Useful trees for frontier living: Elm
Here's an excellent youtube video for tree identification purposes. Many times people have the knowledge, or some are great teachers, or some are good at camera work and editing, but rarely do they have all of those talents. It's why a team created a film usually.
This one talks about three wild edibles: the samaras of the elm (seed pods) contain a good source of protein, the basswood (lime tree) buds which are good, and the maple seeds you probably played with as a kid which are packed with nutrition.
Another video which is solely about the slippery elm:
Elms, like pines, have a layer called the cambrium which has a lot of protein in it plus vitamins and minerals. In Norway, there was a famine, and they ended up eating this and saving a lot of lives. The First People ate it too. Of course, it doesn't taste great, but people noticed that that layer produced a slippery substance, something that is scientifically categorized as mucilagenous. That means it's perfect as a salve, and it's used today in herbal teas to coat a sore throat, and it's so very excellent when aching. It also was used for wounds by tribal people.
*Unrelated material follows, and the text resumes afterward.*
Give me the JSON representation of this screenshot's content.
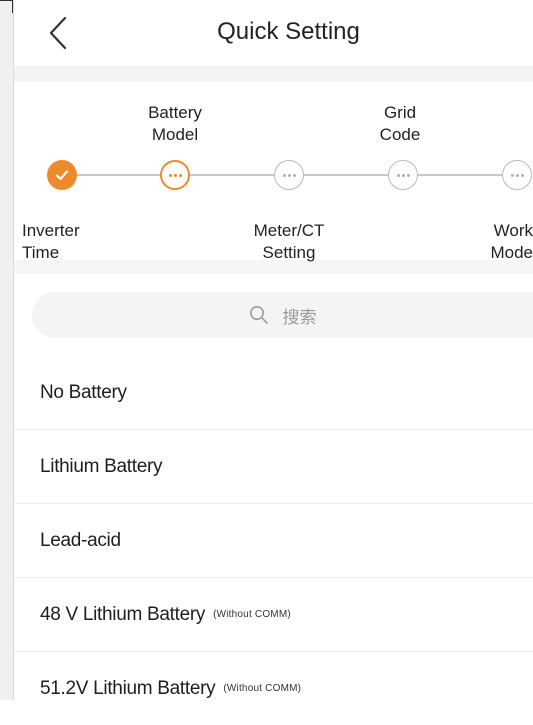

Today it is useful for people with irritable bowel syndrome, a condition which is caused by stress and scrapes away a portion of the intestinal mucus, and this causes issues irritation in that region.
If one knew how to harvest the bark and seeds, then you'd feed your family plus help them medicinally.
In addition, the way that an elm forms it's wood, it is a whirl of growth, and so it was used to make wagon wheels, excellent bows when yews were not available, or any lumbar that resisted splitting.
[link to en.wikipedia.org
[link to www.eattheweeds.com